4. In order to assess or reassess a student, a district must provide proper notice to the student and his/her parents. (20 U.S.C. § 1414(b)(1); Ed Code, § 56381, subd. (a).) The notice consists of the proposed assessment plan and a copy of parental and procedural rights under IDEA and state law. (20 U.S.C. § 1414(b)(l); Ed. Code, § 56321, subd. (a).)

5. In certain instances, a district can override a lack of parental consent if the district prevails at a due process hearing relating to the district’s need to conduct a reassessment. (20 U.S.C.§1414(a)(1)(B)(ii); Ed. Code, §§ 56321, subd. (c), 56506, subd. (e).)
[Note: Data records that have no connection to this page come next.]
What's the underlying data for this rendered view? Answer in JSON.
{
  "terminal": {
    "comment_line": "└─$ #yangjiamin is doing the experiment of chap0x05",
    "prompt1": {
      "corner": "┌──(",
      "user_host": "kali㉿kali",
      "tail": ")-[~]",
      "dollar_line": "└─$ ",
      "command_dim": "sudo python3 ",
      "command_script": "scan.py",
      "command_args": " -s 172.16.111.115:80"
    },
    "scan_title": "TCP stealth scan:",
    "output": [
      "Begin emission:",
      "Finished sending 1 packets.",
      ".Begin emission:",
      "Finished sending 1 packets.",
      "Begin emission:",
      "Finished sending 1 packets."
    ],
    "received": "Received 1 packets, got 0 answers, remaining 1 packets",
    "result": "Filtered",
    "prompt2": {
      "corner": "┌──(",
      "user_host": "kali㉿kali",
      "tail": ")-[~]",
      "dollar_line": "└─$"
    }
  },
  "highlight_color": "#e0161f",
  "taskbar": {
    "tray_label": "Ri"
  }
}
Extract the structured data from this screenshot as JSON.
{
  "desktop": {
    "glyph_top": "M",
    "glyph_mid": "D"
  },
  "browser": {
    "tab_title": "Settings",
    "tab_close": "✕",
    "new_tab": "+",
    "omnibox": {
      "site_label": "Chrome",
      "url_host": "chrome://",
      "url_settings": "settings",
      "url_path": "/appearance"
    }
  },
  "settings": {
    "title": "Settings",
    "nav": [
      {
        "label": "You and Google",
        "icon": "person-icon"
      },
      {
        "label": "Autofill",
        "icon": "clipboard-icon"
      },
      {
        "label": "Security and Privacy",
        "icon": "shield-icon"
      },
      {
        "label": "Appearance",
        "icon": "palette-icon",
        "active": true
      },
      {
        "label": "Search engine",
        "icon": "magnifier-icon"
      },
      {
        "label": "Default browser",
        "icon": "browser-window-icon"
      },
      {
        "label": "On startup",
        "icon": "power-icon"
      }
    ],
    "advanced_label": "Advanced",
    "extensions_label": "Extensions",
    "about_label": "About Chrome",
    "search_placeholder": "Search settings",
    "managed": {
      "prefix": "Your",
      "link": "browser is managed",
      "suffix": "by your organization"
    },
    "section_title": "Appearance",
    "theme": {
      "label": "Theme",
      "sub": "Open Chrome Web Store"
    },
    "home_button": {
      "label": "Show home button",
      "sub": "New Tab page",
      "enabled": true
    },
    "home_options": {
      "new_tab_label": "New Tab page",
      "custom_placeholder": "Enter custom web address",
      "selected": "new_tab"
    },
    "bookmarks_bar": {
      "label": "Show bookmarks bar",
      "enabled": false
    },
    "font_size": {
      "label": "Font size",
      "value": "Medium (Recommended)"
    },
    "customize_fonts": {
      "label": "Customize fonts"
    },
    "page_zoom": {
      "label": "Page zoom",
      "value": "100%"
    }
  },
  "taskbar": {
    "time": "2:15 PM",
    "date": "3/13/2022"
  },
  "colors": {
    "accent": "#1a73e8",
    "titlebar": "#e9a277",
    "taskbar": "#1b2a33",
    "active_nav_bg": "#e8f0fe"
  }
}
6. The consent override procedure is not without limitation. Title 34 of the Code of Federal Regulations, part 300.300, subdivision (d)(4)(i), which went into effect on October 13, 2006, specifically provides that, if a parent of a child who is home schooled or placed in a private school by the parents at their own expense does not provide consent for an initial assessment or reassessment, or the parent fails to respond to a request to provide consent, a district may not use the consent override procedures which allow for the filing of a due process complaint in order to compel an assessment.

7. Petitioner has the burden of proof in this proceeding. (Schaffer v. Weast (2005) 546 U.S. 49 [126 S.Ct. 528, 163 L.Ed.2d 387].)

Determination of Issue

The District has established that conditions warrant a reassessment of Student. The proposed triennial assessment is essential in order to offer a FAPE to Student. The District took reasonable measures to obtain consent from Parents. Parents, however, have the right to decline special education services offered by the District. Parents’ refusal of these services relieves the District from its obligation to provide Student a FAPE. Student will not be considered eligible for special education services within the District until Parents request special education services from the District and Student is made available for reassessment.


1. The District is not entitled to conduct a reassessment of Student in accordance with its November 18, 2006 assessment plan.

2. Until such time as Parents request the provision of special education services from the District, the District is relieved of any obligation to assess or provide FAPE to Student.


Pursuant to California Education Code section 56507, subdivision (d), the hearing decision must indicate the extent to which each party has prevailed on each issue heard and decided. The Student has prevailed on the single issue presented in this case.


The parties to this case have the right to appeal this Decision to a court of competent jurisdiction. If an appeal is made, it must be made within ninety (90) days of receipt of this Decision. (Ed. Code, § 56505, subd. (k).)

Dated: June 19, 2007


Administrative Law Judge

Special Education Division

Office of Administrative Hearings